Someone who’s burning through 10 GB every month should hang onto that plan for dear life, but there’s no reason to keep the plan if you’re not taking advantage of it. The one exception is if you can limit your tablet use to 250 MB per month, thereby qualifying for AT&T’s $15 per month plan. That’s not a lot of data to work with, but it’s cheaper than switching to a limited plan with the $20 per month tethering charge.
How to Set Up Mobile Hotspot
To sign up for mobile hotspot use, you’ll likely have to call your wireless carrier or change your account settings online. But once that’s taken care of, turning your hotspot on is pretty easy.
For iPhone users, go to Settings, and tap “Personal Hotspot” near the top of the menu, then flip the switch next to “Personal Hotspot.” Optionally, you can change the Wi-Fi password to something more memorable from this screen.
The name of the wireless network will be the same as name you’ve given your phone (“iPhone” by default). You can change the name of your phone by going to Settings > General > About > Name.
Android is just a little trickier because the Settings app can vary by phone, but here are instructions for recent phones from the major brands:

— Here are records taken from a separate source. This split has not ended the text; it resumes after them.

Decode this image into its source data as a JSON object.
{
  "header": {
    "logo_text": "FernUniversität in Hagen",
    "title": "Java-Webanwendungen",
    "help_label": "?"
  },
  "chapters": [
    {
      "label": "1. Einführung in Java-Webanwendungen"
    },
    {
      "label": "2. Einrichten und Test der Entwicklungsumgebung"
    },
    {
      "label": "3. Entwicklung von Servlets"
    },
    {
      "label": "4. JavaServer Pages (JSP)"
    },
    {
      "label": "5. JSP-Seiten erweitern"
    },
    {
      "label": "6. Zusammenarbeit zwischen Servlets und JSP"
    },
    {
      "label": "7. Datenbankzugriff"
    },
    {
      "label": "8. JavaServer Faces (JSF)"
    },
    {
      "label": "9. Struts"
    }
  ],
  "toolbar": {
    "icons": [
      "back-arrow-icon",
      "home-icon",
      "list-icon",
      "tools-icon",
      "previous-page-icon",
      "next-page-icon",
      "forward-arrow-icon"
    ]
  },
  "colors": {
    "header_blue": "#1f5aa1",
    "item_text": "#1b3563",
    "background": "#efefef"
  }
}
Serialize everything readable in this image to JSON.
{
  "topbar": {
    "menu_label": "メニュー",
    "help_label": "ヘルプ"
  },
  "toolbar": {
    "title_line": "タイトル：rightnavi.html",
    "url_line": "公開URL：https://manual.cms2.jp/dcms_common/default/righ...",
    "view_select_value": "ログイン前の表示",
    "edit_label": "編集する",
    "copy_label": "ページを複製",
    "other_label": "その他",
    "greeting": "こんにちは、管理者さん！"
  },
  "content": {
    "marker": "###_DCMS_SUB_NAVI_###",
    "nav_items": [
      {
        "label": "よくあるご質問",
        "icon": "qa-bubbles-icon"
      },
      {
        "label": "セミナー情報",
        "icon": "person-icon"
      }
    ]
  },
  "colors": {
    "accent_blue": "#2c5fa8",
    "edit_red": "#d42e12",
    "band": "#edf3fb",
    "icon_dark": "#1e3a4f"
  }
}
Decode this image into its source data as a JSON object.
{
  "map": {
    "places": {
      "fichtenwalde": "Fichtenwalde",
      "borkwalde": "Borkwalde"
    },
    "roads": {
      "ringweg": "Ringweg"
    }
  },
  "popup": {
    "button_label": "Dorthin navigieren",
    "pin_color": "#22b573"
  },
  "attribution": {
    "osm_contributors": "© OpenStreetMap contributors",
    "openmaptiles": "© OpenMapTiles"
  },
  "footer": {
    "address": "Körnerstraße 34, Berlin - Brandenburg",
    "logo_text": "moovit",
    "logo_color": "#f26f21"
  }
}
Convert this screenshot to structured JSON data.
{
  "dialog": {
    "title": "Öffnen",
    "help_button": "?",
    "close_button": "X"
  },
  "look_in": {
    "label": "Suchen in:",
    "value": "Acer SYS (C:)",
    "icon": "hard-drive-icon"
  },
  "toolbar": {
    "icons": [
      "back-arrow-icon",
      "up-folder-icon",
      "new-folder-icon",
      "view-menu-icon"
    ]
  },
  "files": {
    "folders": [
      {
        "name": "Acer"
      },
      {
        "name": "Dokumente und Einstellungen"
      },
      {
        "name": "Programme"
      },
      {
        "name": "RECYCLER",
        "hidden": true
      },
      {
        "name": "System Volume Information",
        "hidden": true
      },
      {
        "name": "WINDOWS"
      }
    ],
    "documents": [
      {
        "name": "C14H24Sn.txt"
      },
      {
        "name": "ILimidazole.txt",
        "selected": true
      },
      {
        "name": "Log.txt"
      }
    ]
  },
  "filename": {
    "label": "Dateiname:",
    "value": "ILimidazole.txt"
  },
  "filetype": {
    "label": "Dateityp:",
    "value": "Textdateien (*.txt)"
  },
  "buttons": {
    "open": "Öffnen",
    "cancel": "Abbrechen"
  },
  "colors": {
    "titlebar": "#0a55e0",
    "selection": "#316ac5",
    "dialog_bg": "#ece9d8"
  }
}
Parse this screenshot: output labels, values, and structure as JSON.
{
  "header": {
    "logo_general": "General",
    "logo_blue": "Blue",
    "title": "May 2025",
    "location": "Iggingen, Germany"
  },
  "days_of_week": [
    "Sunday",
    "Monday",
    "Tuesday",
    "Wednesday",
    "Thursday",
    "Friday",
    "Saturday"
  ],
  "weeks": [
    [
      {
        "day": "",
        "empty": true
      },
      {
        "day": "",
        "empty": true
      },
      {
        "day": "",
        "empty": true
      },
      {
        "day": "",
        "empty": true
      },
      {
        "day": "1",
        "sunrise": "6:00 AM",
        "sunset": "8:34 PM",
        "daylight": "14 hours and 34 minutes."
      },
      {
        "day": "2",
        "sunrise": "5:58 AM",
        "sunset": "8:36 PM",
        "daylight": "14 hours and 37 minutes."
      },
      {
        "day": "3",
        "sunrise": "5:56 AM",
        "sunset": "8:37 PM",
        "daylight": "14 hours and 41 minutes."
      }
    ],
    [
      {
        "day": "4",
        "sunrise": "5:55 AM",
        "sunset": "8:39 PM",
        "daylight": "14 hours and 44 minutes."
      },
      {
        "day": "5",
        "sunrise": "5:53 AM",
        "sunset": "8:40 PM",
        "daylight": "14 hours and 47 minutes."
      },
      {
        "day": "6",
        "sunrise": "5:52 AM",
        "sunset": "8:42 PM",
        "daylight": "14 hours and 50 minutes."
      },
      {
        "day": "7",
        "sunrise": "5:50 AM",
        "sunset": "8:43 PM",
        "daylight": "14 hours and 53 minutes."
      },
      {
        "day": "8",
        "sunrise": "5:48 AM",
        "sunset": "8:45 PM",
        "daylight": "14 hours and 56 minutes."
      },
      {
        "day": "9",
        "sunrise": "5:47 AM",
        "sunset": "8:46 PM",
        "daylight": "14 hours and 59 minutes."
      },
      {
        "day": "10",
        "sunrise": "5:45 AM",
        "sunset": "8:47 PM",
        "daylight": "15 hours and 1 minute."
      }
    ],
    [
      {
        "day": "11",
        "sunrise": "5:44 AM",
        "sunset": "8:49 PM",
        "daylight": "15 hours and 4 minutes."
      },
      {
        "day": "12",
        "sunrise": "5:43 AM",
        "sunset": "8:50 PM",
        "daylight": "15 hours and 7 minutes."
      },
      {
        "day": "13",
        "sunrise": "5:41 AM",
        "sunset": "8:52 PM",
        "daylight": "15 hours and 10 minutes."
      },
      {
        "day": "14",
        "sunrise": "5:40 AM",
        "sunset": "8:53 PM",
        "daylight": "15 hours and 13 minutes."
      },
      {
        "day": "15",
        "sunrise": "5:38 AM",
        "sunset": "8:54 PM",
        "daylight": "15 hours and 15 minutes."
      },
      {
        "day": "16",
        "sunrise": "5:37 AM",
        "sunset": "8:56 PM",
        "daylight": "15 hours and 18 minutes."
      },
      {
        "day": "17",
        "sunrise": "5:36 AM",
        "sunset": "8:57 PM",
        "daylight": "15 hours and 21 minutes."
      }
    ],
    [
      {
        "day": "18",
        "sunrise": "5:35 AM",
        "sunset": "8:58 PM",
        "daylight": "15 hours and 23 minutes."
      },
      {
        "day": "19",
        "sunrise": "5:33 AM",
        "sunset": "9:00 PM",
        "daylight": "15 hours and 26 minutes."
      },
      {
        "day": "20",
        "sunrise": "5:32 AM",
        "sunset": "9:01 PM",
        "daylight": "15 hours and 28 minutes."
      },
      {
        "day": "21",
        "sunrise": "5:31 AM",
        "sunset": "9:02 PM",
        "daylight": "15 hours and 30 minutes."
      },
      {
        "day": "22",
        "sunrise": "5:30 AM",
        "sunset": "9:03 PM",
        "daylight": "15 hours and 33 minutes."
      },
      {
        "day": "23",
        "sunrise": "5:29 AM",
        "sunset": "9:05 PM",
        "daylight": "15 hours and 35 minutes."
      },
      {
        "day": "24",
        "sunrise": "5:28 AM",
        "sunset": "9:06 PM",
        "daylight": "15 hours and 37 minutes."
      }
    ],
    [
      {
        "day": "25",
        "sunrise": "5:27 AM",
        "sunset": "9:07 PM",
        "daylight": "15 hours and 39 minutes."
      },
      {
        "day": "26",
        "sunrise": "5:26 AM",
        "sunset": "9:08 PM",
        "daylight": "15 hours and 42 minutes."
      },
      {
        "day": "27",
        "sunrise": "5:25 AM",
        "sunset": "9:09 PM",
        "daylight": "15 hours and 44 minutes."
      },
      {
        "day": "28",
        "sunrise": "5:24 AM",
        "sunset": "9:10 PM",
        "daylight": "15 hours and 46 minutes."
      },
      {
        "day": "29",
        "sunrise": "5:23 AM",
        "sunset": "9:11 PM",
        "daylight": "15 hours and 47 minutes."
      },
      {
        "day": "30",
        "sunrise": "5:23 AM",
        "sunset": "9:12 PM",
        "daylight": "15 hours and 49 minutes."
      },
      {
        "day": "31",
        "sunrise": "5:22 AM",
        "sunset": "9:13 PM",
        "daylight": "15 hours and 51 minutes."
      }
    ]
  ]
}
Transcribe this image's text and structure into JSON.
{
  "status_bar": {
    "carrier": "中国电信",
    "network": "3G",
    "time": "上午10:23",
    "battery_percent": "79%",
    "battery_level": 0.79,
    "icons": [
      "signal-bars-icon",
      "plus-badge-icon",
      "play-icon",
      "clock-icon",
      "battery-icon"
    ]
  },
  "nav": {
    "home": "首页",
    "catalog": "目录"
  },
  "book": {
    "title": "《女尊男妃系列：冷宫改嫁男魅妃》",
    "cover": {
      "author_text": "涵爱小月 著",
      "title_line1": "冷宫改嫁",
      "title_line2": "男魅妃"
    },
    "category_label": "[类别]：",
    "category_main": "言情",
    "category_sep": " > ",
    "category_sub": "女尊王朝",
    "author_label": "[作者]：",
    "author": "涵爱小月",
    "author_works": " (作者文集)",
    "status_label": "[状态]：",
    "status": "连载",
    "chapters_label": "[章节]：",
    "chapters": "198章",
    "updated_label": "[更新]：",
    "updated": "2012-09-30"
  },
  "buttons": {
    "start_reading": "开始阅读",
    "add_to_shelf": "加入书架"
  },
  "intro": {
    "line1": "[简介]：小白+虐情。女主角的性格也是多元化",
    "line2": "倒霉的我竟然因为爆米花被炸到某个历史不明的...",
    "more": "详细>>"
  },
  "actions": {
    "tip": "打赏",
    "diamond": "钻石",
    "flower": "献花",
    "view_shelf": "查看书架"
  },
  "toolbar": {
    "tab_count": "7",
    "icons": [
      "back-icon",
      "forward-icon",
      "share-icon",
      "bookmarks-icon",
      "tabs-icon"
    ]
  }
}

On Samsung Galaxy phones, go to “More Settings” under the “Wireless and Networks” section of settings, then flip the switch for “Mobile Hotspot.” You can also change network settings by tapping on the words “Mobile Hotspot.”
On LG phones, go to the “Networks” tab in settings, then tap “Tethering & networks” at the bottom. Flip the switch for “Mobile Hotspot,” or tap on the words to change your network settings.
On HTC phones, tap on “More” under the “Wireless & Networks” section of settings, then tap on “Mobile network sharing.” You’ll see a check box for “Portable Wi-Fi hotspot” and another option for Wi-Fi hotspot settings.
Once you’ve turned on mobile hotspot, you can connect to it from your tablet or laptop just like any other wireless network. Congrats: You’re not exactly sticking it to the man, but at least you’re paying less for the same connectivity.